MOSSLEY Town Council has served notice that it wants to be treated as a potential bidder for two plots of land registered as assets of community value… even though it does not have the cash to buy them.They are hoping their decision, which triggers a six-month moratorium, will give other would-be purchasers the time to put together bids from community groups to keep the land at Greaves Street and Cross Street out of the clutch of developers.
Town Council chair Councillor Frank Travis said: “Our move is to open up the matter to a wider public consultation.
“Over the next six months we will be trying publicise the fact this land is available.”

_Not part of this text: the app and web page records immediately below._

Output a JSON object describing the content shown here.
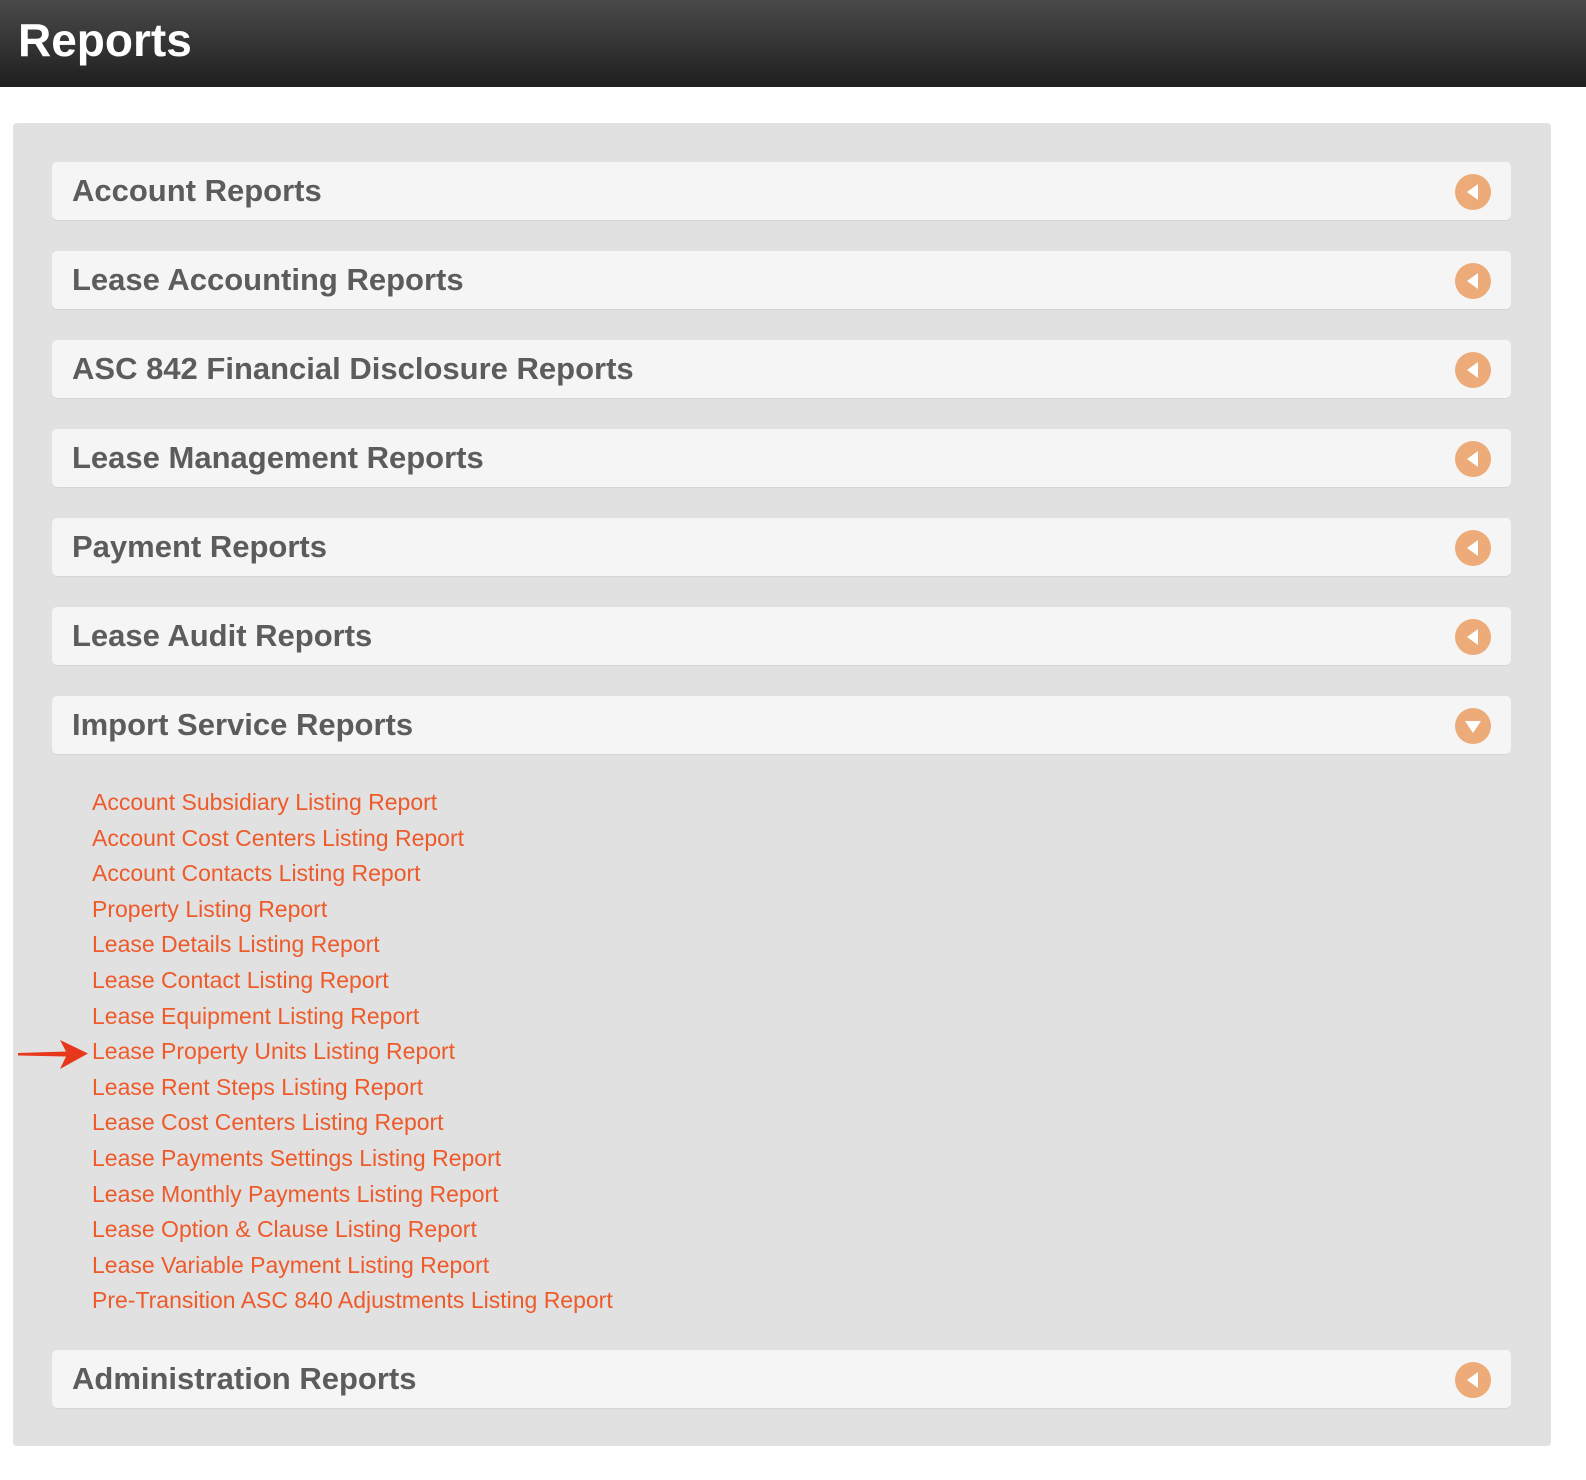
{
  "header": {
    "title": "Reports"
  },
  "sections": [
    {
      "title": "Account Reports",
      "state": "collapsed",
      "toggle_icon": "caret-left-icon"
    },
    {
      "title": "Lease Accounting Reports",
      "state": "collapsed",
      "toggle_icon": "caret-left-icon"
    },
    {
      "title": "ASC 842 Financial Disclosure Reports",
      "state": "collapsed",
      "toggle_icon": "caret-left-icon"
    },
    {
      "title": "Lease Management Reports",
      "state": "collapsed",
      "toggle_icon": "caret-left-icon"
    },
    {
      "title": "Payment Reports",
      "state": "collapsed",
      "toggle_icon": "caret-left-icon"
    },
    {
      "title": "Lease Audit Reports",
      "state": "collapsed",
      "toggle_icon": "caret-left-icon"
    },
    {
      "title": "Import Service Reports",
      "state": "expanded",
      "toggle_icon": "caret-down-icon"
    },
    {
      "title": "Administration Reports",
      "state": "collapsed",
      "toggle_icon": "caret-left-icon"
    }
  ],
  "import_service_reports": [
    "Account Subsidiary Listing Report",
    "Account Cost Centers Listing Report",
    "Account Contacts Listing Report",
    "Property Listing Report",
    "Lease Details Listing Report",
    "Lease Contact Listing Report",
    "Lease Equipment Listing Report",
    "Lease Property Units Listing Report",
    "Lease Rent Steps Listing Report",
    "Lease Cost Centers Listing Report",
    "Lease Payments Settings Listing Report",
    "Lease Monthly Payments Listing Report",
    "Lease Option & Clause Listing Report",
    "Lease Variable Payment Listing Report",
    "Pre-Transition ASC 840 Adjustments Listing Report"
  ],
  "annotation": {
    "icon": "red-arrow-icon",
    "points_to": "Lease Property Units Listing Report"
  },
  "colors": {
    "header_bg": "#2b2b2b",
    "panel_bg": "#e1e1e1",
    "section_bg": "#f5f5f5",
    "section_text": "#5c5c5c",
    "toggle_bg": "#ecab78",
    "link": "#ee5a2a",
    "arrow": "#e8381c"
  }
}
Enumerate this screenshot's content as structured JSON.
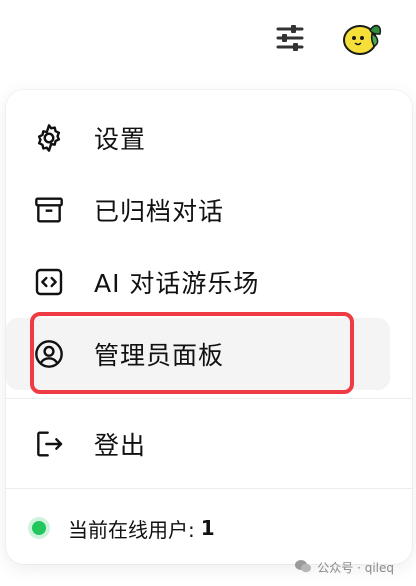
{
  "menu": {
    "items": [
      {
        "label": "设置",
        "icon": "gear-icon"
      },
      {
        "label": "已归档对话",
        "icon": "archive-icon"
      },
      {
        "label": "AI 对话游乐场",
        "icon": "code-icon"
      },
      {
        "label": "管理员面板",
        "icon": "user-circle-icon"
      },
      {
        "label": "登出",
        "icon": "logout-icon"
      }
    ],
    "status": {
      "label": "当前在线用户:",
      "count": "1",
      "dot_color": "#22c55e"
    }
  },
  "watermark": {
    "text": "公众号 · qileq"
  },
  "colors": {
    "highlight": "#ef3b44"
  }
}
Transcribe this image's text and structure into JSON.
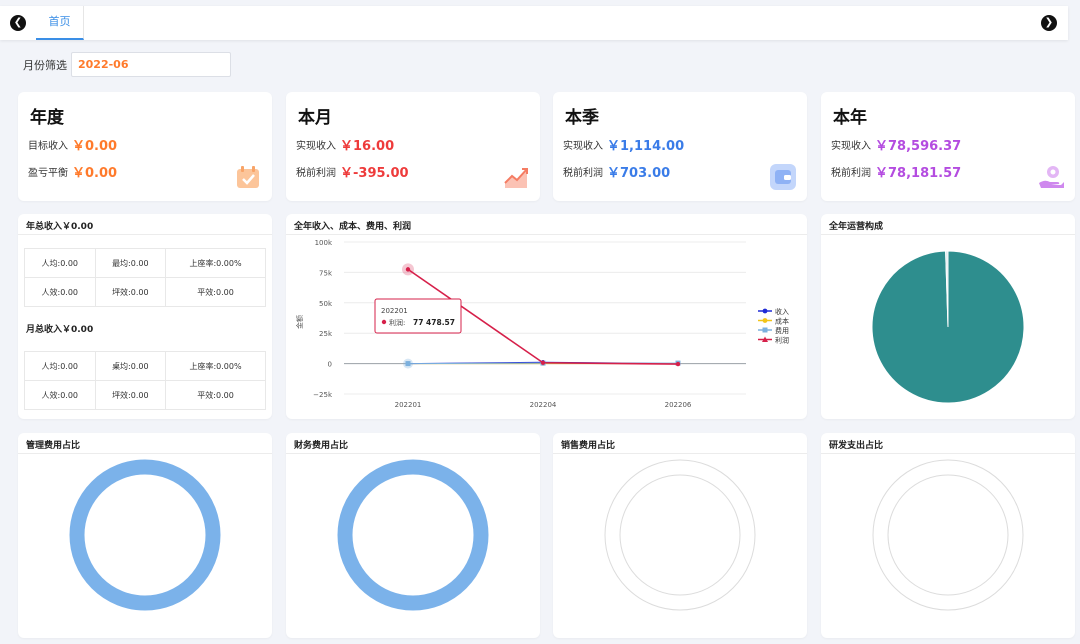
{
  "tabs": {
    "home_label": "首页"
  },
  "filter": {
    "label": "月份筛选",
    "value": "2022-06"
  },
  "colors": {
    "orange": "#ff7a2b",
    "red": "#ee3b3b",
    "blue": "#3a7ce8",
    "purple": "#b44ce0",
    "teal": "#2e8e8e",
    "donut_blue": "#7bb2ea"
  },
  "stat_cards": [
    {
      "title": "年度",
      "rows": [
        {
          "label": "目标收入",
          "value": "￥0.00"
        },
        {
          "label": "盈亏平衡",
          "value": "￥0.00"
        }
      ],
      "icon": "calendar-check-icon"
    },
    {
      "title": "本月",
      "rows": [
        {
          "label": "实现收入",
          "value": "￥16.00"
        },
        {
          "label": "税前利润",
          "value": "￥-395.00"
        }
      ],
      "icon": "trend-chart-icon"
    },
    {
      "title": "本季",
      "rows": [
        {
          "label": "实现收入",
          "value": "￥1,114.00"
        },
        {
          "label": "税前利润",
          "value": "￥703.00"
        }
      ],
      "icon": "wallet-icon"
    },
    {
      "title": "本年",
      "rows": [
        {
          "label": "实现收入",
          "value": "￥78,596.37"
        },
        {
          "label": "税前利润",
          "value": "￥78,181.57"
        }
      ],
      "icon": "hand-coin-icon"
    }
  ],
  "annual_panel": {
    "title": "年总收入￥0.00",
    "year_table": [
      [
        "人均:0.00",
        "最均:0.00",
        "上座率:0.00%"
      ],
      [
        "人效:0.00",
        "坪效:0.00",
        "平效:0.00"
      ]
    ],
    "month_title": "月总收入￥0.00",
    "month_table": [
      [
        "人均:0.00",
        "桌均:0.00",
        "上座率:0.00%"
      ],
      [
        "人效:0.00",
        "坪效:0.00",
        "平效:0.00"
      ]
    ]
  },
  "line_panel": {
    "title": "全年收入、成本、费用、利润"
  },
  "pie_panel": {
    "title": "全年运营构成"
  },
  "donut_panels": [
    {
      "title": "管理费用占比"
    },
    {
      "title": "财务费用占比"
    },
    {
      "title": "销售费用占比"
    },
    {
      "title": "研发支出占比"
    }
  ],
  "chart_data": [
    {
      "type": "line",
      "title": "全年收入、成本、费用、利润",
      "ylabel": "金额",
      "x": [
        "202201",
        "202204",
        "202206"
      ],
      "ylim": [
        -25000,
        100000
      ],
      "yticks": [
        "100k",
        "75k",
        "50k",
        "25k",
        "0",
        "−25k"
      ],
      "yticks_values": [
        100000,
        75000,
        50000,
        25000,
        0,
        -25000
      ],
      "legend_position": "right",
      "series": [
        {
          "name": "收入",
          "color": "#1f2bd6",
          "values": [
            0,
            1114,
            16
          ]
        },
        {
          "name": "成本",
          "color": "#f2c418",
          "values": [
            0,
            0,
            0
          ]
        },
        {
          "name": "费用",
          "color": "#7bb0de",
          "values": [
            0,
            411,
            411
          ]
        },
        {
          "name": "利润",
          "color": "#d6204a",
          "values": [
            77478.57,
            703,
            -395
          ]
        }
      ],
      "tooltip": {
        "x": "202201",
        "label": "利润",
        "value": "77 478.57"
      }
    },
    {
      "type": "pie",
      "title": "全年运营构成",
      "values": [
        99.5,
        0.5
      ],
      "colors": [
        "#2e8e8e",
        "#dfe9ef"
      ]
    },
    {
      "type": "pie",
      "title": "管理费用占比",
      "values": [
        100
      ],
      "colors": [
        "#7bb2ea"
      ]
    },
    {
      "type": "pie",
      "title": "财务费用占比",
      "values": [
        100
      ],
      "colors": [
        "#7bb2ea"
      ]
    },
    {
      "type": "pie",
      "title": "销售费用占比",
      "values": [],
      "colors": []
    },
    {
      "type": "pie",
      "title": "研发支出占比",
      "values": [],
      "colors": []
    }
  ]
}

Tameside Council were informed by Alfred Newton Solicitors, who were acting on behalf of the two owners, they were intending to dispose of the two plots, the car park on Cross Street and area near the cobbled path.
They in turn notified Mossley Town Council, the body which nominated the land to be included in Tameside Council’s register of assets of community value.
Planning consent has already been secured for three houses on the car park site and two properties near the cobbled steps.The legal firm added the owners have no present intention to dispose of the residue of the land which is also included in the register of assets of community value.
The notification triggered an initial six-week moratorium from the time Tameside Council was notified. This expired on October 18.
During that period, a community interest group could submit a written request to the council that it wished to be treated as a potential bidder.
And in this period the owners of the land are prevented from advertising or marketing the plots for sale.
Mossley Town Council called an extraordinary general meeting to discuss what to do as the October 18 deadline came before its next scheduled gathering.
Town councillors Stephen Homer and Martin Stimson questioned if it was realistic to bid for the land when they could not find funds for a street cleaning programme in the town.
It was suggested the town council could register interest to be “mischievous”.
However, it was decided that registering interest would buy time to any other community group to come forward with a bid to prevent the land from being developed and ensure it is retained as an open space.
At the end of the protected period on March 6, 2020, the owners will be permitted to sell the land to anybody they choose.